When I first mentioned doing this series to a certain nerdy red head I know they asked how I’d do it. Partly for my amusement I mostly demurred, for the sake of this series, I decided I’d go part way towards answering. The partway is only because I don’t know the conditions both economic and political that would compel me to create a colony and shuffle off the generative mudball. Another part is the fundamental understanding that whatever plans someone has when thy draw them up, when they build the ship, or when it’s filled and launched are essentially used toilet paper once the hatch is closed and the ship starts moving.
I’m assuming a fairly small colony size of 5000 to 7000 people and the ability to take and backup effectively unlimited data for education and entertainment of the colonists and their descendants. And while most of the colony would be selected for traits they had, there would be some number 3-7% selected for things no one else had or did, maybe in spite of a couple detrimental traits. A rubric that considered health, mental composition, skills, and such would need to be made sorting people into three groups: A: Go B: Maybe C: Nope, nope, nope. The basic high and low points are here, but I have the sneaking suspicion the final list would be longer.
So things that would rule people out of my theoretical colony:
- History of cancer
- Over age 45*
- Unwillingness to have children
- Rape or child molestation conviction
- Severely limited diet
- Evangelical type personality (theocratic, political, social, or even just about a particular type of entertainment)
- Lack of curiosity
- Non-production/low reality profession: actors, politicians, religious leader, and the like who were largely insulated from the world and lack useful skills.
- Other major diseases and disorders that will severely limit lifespan or ability to learn and share knowledge
- Being a sheeple
Things that wouldn’t be a major factor in decisions but would want to be kept to minor levels of the population and would probably pull someone into the maybe category:
- Schizophrenia- This appears in roughly the same percentage of the population worldwide across racial, religious, gender, and social lines. Leaving and having 10-15% of the colony be diagnosed is probably not the best idea, but even at 4% which is double the norm, it might not matter if they are all generally functional and have useful skills.
- Asthma and other largely environmental ailments.
- Paralysis; Got skills? Can you still talk and teach or program or mix chemicals for medication?
- Non hereditary vision issues.
What gets high points for the go list:
- Being a problem solver
- Multi disciplinary knowledge: Are you a molecular biologist who is also a great saxophonist? Do you know particle physics and classic American literature? Do you have a degree in absolutely nothing but can wire a building, fix a leaky pipe, and take a wood working project from selecting lumber to finished project? Do are you a third degree blackbelt, accountant, and accomplished beef rancher? All of you will find room on board.
- Are you mentally resilient?

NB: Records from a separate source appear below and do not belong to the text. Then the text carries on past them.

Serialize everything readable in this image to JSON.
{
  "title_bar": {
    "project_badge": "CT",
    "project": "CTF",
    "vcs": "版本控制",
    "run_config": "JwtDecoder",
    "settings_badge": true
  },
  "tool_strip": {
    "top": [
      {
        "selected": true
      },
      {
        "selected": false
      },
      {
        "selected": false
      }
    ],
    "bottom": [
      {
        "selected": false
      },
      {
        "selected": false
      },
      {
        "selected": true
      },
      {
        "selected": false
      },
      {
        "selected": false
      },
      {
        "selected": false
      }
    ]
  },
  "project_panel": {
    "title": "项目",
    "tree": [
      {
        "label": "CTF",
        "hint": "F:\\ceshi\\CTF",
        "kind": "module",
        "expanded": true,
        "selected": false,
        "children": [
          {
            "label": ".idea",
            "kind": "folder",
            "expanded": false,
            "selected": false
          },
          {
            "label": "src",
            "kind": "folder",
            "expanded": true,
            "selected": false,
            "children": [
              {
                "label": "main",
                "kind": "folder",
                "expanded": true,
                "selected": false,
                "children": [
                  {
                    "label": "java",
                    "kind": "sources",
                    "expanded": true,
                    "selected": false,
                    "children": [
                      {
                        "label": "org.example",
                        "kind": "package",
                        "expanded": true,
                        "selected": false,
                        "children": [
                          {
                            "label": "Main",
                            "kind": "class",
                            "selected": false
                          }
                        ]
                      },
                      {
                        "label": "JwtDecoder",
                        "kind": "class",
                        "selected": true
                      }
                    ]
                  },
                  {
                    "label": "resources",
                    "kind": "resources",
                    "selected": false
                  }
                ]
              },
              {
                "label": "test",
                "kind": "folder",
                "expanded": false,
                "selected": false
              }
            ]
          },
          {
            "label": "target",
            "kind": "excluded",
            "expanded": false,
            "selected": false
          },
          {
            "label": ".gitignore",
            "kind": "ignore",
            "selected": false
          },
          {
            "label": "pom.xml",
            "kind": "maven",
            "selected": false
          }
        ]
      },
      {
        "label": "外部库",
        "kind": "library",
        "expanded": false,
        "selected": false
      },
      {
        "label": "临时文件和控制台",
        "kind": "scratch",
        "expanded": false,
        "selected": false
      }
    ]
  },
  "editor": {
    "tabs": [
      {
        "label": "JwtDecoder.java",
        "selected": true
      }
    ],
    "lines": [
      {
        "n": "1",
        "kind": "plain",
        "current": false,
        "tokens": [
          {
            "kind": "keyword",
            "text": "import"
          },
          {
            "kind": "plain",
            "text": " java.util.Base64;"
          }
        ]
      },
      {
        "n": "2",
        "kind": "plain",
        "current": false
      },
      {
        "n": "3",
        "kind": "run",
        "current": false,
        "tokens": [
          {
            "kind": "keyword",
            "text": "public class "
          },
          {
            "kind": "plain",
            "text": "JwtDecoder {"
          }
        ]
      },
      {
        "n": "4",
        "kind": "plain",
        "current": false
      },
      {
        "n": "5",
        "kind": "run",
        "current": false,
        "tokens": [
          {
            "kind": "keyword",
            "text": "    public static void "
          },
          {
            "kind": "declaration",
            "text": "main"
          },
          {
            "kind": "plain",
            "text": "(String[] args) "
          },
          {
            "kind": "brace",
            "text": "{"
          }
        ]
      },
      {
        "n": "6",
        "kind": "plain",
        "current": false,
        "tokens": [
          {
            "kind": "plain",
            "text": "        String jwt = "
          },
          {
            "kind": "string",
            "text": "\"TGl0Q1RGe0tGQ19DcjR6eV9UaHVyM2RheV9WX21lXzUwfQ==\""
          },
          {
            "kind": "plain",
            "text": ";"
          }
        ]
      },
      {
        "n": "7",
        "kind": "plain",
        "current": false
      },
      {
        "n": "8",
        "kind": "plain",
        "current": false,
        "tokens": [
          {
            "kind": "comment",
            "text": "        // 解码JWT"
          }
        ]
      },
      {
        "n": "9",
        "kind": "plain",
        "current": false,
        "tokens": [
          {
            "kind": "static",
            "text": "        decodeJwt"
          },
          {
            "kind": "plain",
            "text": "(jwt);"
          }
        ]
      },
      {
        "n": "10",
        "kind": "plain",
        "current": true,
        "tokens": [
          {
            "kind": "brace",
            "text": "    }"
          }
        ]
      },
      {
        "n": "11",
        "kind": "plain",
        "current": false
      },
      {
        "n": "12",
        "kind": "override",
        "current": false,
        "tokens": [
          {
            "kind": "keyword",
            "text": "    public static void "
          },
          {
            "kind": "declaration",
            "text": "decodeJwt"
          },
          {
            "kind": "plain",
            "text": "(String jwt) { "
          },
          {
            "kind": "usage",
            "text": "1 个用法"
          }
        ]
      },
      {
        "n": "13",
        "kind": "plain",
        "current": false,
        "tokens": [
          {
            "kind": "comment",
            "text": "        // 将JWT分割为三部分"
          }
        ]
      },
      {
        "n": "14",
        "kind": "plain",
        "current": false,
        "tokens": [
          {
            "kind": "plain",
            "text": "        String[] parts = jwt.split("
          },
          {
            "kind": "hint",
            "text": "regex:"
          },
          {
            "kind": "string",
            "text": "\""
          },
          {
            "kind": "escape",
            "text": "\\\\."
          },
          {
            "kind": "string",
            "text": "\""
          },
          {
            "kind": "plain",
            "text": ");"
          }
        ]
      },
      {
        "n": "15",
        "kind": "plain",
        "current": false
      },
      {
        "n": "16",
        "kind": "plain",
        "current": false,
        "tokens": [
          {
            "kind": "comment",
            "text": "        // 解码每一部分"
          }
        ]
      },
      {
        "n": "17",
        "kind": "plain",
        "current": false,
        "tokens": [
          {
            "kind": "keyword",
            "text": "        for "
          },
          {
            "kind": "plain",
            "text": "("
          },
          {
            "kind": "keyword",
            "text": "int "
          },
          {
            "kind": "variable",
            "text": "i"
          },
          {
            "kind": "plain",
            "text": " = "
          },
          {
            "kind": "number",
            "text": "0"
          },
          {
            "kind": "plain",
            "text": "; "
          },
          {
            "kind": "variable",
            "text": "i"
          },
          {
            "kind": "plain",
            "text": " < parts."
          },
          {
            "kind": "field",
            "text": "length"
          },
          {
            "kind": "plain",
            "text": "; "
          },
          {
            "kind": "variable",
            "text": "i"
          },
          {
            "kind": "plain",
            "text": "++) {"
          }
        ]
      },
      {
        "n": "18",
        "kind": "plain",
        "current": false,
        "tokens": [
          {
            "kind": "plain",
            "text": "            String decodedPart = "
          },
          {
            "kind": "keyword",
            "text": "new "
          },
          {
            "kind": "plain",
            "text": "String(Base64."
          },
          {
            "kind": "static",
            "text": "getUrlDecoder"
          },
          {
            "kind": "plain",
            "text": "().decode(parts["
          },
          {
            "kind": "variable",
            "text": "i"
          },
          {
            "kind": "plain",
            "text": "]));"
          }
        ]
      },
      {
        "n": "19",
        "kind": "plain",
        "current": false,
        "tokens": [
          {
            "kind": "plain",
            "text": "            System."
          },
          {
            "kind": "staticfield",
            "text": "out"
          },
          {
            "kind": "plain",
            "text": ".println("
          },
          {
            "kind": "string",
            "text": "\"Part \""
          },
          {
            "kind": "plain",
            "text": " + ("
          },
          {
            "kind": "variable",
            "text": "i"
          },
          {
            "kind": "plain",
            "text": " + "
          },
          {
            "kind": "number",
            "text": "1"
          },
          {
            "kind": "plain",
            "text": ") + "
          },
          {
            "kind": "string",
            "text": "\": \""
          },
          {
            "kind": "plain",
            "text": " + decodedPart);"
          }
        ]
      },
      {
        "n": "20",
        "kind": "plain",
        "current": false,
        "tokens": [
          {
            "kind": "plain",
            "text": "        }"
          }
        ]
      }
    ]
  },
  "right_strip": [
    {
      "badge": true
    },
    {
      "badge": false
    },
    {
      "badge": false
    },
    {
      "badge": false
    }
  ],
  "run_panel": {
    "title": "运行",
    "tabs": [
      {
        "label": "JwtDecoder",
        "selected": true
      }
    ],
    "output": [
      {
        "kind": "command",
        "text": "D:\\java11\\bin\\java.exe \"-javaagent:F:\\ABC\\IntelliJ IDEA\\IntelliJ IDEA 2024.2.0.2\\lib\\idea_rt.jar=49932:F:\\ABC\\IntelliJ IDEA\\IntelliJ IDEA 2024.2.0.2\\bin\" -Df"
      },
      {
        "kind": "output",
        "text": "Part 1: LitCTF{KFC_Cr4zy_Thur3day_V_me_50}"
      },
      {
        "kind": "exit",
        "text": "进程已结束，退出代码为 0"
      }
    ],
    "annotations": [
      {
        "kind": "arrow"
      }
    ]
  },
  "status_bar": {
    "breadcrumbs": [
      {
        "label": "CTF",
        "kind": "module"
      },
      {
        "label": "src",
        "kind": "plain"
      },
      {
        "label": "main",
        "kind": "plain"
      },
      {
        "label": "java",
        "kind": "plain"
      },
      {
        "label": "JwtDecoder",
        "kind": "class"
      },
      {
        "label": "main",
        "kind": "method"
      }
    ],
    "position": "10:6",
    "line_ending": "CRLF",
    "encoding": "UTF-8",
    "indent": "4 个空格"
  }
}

- Are you the type that doesn’t need anyone to tell you there’s a problem that needs fixing? This might seem different from the top one, but having the ability and proactively using the ability are two very, very different things.
- Is “Not my circus, not my monkeys” or a near equivalent part of your personal ten commandments?
- Can you work well with people you dislike or even detest?
- Are you personally responsible?
- Have you successfully taught and practiced in the same field?
As far as thing went for choosing people within a given field, for things like medicine I’d lean heavily towards people with a focus on immunology, parasites, and contaminants as a new planet and all the bugs in or on the people, plants, and animals on board are likely to encounter or create those things most heavily. For metal workers, it’d be people who worked mostly with alloys and things of that nature. For general biology types, people who had a focus on the edge of classifying species, defining their habitats, and life needs.
The people heavy in the “go” list would make up 85% plus of the colony, but there’d be spots allocated for their spouses, or child or kooky coworker who could translate the various forms of near gibberish that is the dialect of any given field into standard English. There’d also be about 1% selected as what hockey coaches call “glue guys” and sociologists would say were people who were gifted at applying social lubricant. Random people who weren’t excluded, and very rare specialists would make up the rest of the 15% that weren’t on the automatic go group.